In general the accounting equation is
Assets - Liabilities = Equity. So by changing one side (in your case your partners have added Assets) you automatically change the other (Equity). You don't want to transfer money out of your checking account here because you're not changing the amount of that asset.
Rather, what you can do is transfer money from your
Equity:Opening Balances account into each shareholder equity account (e.g.
Equity:Shareholder3). In this case you're not changing the Assets (and thus unbalancing your Checking account) and the accounting equation still balances.
If you need to track which expenses are attributable to a particular shareholder, you can create sub accounts in your checking account for the same purpose instead. In this case, the shareholders equity would decrease by the expense outlays (which is probably not what you want).
Edit based on comment:
If you want to update the equity based on profit and loss for the year, you can perform a zero-sum entry in your

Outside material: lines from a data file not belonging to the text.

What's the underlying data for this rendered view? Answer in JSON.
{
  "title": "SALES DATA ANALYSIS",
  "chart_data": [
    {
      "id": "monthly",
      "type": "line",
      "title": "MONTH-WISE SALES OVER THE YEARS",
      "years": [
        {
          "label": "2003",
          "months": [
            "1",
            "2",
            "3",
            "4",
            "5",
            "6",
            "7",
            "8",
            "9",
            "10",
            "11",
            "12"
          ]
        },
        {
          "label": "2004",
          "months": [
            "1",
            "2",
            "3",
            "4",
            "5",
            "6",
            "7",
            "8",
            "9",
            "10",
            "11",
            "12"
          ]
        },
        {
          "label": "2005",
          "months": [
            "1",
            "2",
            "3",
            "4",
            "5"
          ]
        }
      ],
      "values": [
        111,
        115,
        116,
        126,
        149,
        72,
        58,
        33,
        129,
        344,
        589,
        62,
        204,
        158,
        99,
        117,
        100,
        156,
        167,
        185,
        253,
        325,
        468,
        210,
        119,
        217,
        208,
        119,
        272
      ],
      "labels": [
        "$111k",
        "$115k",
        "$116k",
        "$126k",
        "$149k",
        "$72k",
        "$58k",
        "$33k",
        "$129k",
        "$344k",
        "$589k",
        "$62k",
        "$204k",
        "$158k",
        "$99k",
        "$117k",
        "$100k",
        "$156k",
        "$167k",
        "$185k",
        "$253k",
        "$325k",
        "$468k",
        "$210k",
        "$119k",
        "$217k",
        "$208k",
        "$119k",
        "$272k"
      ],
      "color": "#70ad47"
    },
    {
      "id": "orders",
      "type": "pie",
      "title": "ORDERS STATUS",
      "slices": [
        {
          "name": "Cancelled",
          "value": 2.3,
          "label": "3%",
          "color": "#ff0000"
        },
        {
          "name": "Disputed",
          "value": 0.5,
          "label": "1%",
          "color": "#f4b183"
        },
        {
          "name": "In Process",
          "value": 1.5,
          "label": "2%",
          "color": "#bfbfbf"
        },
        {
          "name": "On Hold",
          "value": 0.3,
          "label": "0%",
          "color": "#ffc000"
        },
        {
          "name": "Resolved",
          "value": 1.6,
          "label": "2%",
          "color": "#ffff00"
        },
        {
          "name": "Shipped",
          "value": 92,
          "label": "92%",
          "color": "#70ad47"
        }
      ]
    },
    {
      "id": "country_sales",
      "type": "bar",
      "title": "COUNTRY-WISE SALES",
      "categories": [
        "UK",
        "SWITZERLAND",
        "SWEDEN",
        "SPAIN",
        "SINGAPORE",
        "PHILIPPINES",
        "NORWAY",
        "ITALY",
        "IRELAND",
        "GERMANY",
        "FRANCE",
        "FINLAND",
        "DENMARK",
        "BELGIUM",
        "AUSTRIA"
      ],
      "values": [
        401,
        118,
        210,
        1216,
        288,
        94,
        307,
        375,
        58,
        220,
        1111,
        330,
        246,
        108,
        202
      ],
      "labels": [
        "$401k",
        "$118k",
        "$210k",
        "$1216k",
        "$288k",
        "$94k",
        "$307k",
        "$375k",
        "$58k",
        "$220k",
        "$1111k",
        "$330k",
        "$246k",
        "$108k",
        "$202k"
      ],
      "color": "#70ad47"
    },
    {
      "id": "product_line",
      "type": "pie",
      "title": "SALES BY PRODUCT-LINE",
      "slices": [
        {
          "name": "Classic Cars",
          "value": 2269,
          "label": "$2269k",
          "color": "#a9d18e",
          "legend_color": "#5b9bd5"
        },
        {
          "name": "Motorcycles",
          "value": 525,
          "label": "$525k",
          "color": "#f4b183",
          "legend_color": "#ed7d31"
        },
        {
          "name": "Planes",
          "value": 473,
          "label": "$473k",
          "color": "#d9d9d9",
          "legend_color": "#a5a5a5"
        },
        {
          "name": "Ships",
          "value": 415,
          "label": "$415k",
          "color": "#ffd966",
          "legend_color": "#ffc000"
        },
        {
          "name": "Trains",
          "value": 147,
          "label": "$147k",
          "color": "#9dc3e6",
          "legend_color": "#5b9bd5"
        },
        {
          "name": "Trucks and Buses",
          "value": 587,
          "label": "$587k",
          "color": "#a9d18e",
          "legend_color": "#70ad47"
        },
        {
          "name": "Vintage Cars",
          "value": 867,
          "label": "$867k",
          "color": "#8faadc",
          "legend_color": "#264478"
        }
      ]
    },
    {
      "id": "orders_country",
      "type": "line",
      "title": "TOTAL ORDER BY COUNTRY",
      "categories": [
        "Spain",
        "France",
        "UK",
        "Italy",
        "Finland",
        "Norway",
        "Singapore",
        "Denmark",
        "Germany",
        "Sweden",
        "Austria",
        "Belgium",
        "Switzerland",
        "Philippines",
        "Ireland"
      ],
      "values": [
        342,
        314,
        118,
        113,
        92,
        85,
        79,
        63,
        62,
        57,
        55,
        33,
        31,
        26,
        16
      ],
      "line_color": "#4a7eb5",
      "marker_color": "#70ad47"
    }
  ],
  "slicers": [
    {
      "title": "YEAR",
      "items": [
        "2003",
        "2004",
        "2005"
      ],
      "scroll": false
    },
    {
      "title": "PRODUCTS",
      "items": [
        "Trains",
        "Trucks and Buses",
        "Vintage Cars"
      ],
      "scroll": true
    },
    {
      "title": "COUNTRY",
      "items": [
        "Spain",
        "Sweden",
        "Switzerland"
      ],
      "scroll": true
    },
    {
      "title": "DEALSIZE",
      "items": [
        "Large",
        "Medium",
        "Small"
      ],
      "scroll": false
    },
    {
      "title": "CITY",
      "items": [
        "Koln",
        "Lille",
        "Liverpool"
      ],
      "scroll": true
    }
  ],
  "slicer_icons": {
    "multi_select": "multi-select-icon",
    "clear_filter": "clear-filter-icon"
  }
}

Equity:Opening Balances and allocate the profit or loss to the individual partners. The screenshots below assume a 25%/37.5%/37.5% share amongst partners and a profit of $20K for the year.
And then in your

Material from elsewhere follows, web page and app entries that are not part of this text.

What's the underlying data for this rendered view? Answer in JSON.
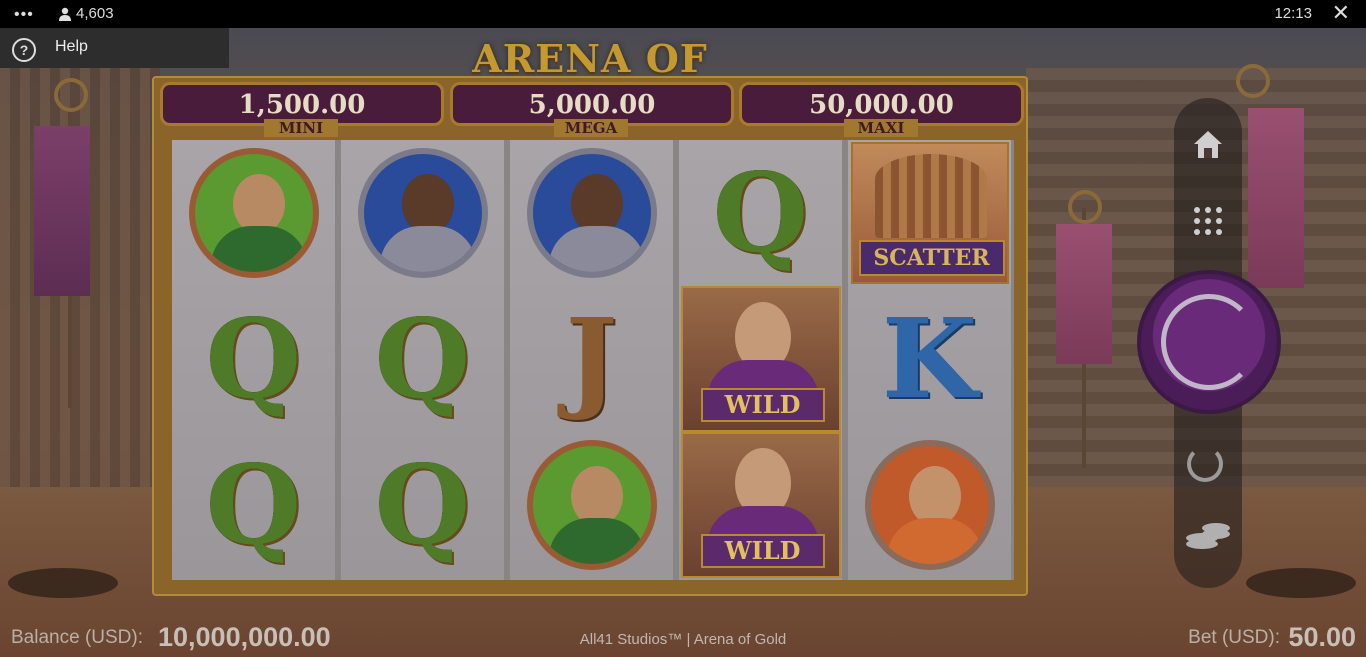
{
  "topbar": {
    "menu_dots": "•••",
    "player_count": "4,603",
    "time": "12:13",
    "close_glyph": "✕"
  },
  "help": {
    "label": "Help",
    "icon_glyph": "?"
  },
  "game": {
    "title": "ARENA OF GOLD",
    "jackpots": [
      {
        "value": "1,500.00",
        "label": "MINI"
      },
      {
        "value": "5,000.00",
        "label": "MEGA"
      },
      {
        "value": "50,000.00",
        "label": "MAXI"
      }
    ],
    "symbol_texts": {
      "wild": "WILD",
      "scatter": "SCATTER"
    },
    "reels": [
      [
        "green-warrior",
        "Q",
        "Q"
      ],
      [
        "blue-warrior",
        "Q",
        "Q"
      ],
      [
        "blue-warrior",
        "J",
        "green-warrior"
      ],
      [
        "Q",
        "wild",
        "wild"
      ],
      [
        "scatter",
        "K",
        "orange-warrior"
      ]
    ]
  },
  "controls": {
    "home_icon": "home-icon",
    "menu_icon": "grid-icon",
    "spin_icon": "spin-icon",
    "autoplay_icon": "autoplay-icon",
    "bet_icon": "coins-icon"
  },
  "footer": {
    "balance_label": "Balance (USD):",
    "balance_value": "10,000,000.00",
    "studio_text": "All41 Studios™ | Arena of Gold",
    "bet_label": "Bet (USD):",
    "bet_value": "50.00"
  },
  "colors": {
    "frame": "#8a6428",
    "jackpot_bg": "#4a1c3c",
    "spin_button": "#6a2a7a"
  }
}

Equity:Opening Balances account:
The main point is that you can't change the total amount of equity without changing your Assets or Liabilities (which contain the total profit/loss for the year) - hence the zero sum split.
Distributions to partners can be made directly out of their equity accounts. For example, if you write a check, then the entry in

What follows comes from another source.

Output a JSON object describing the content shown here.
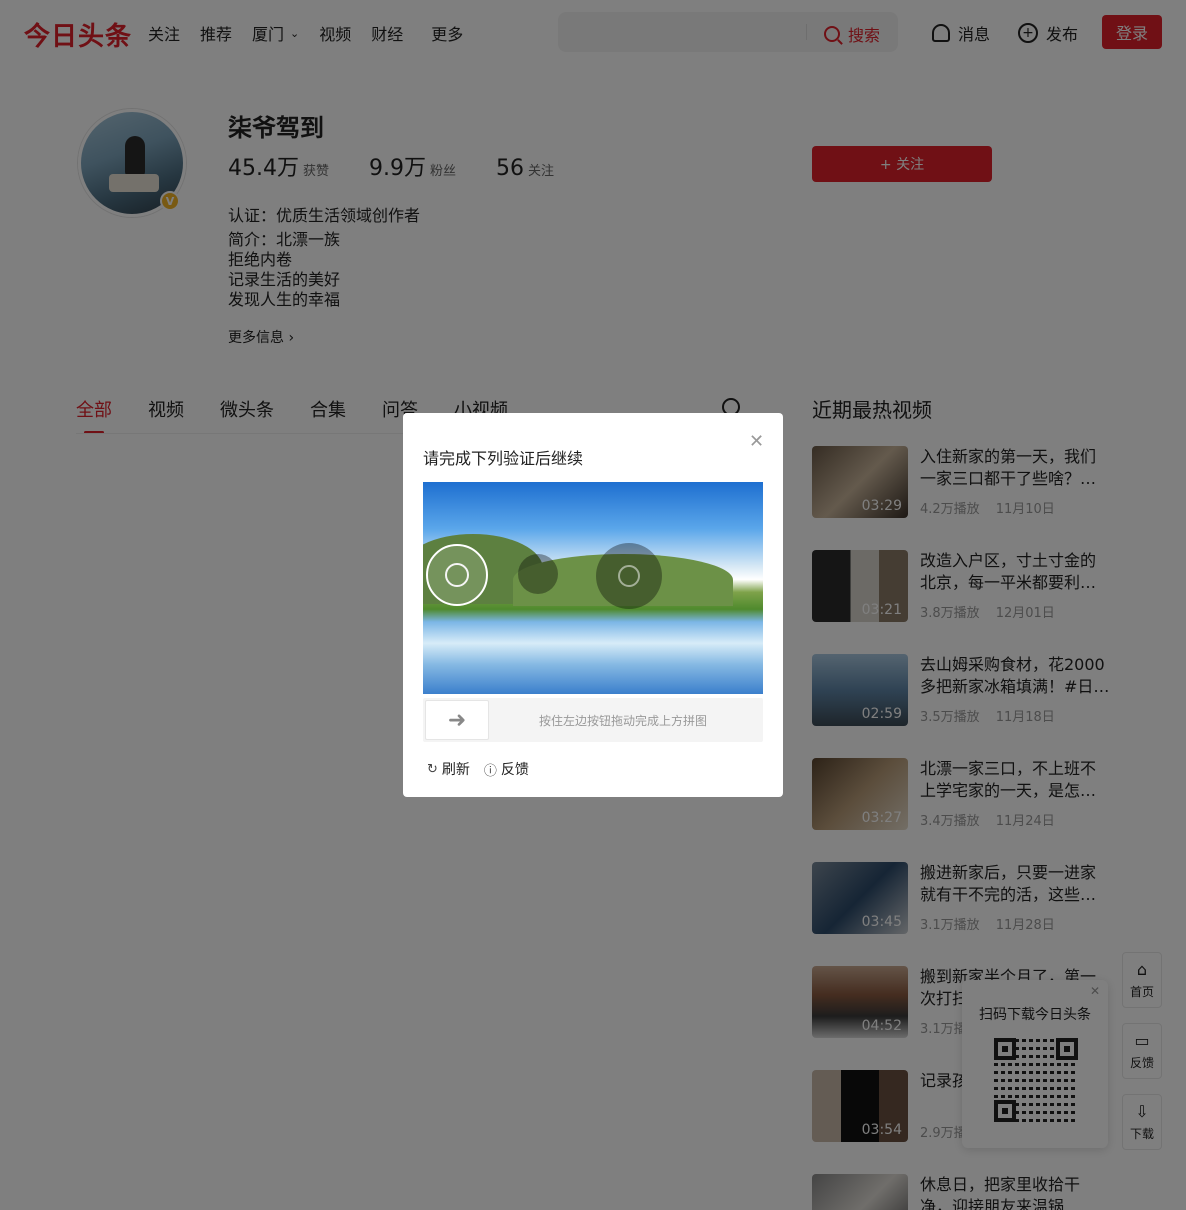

Assets:Checking would transfer from
Equity:Joe Moneypants and his equity account would automatically reflect his decrease in equity due to the distribution.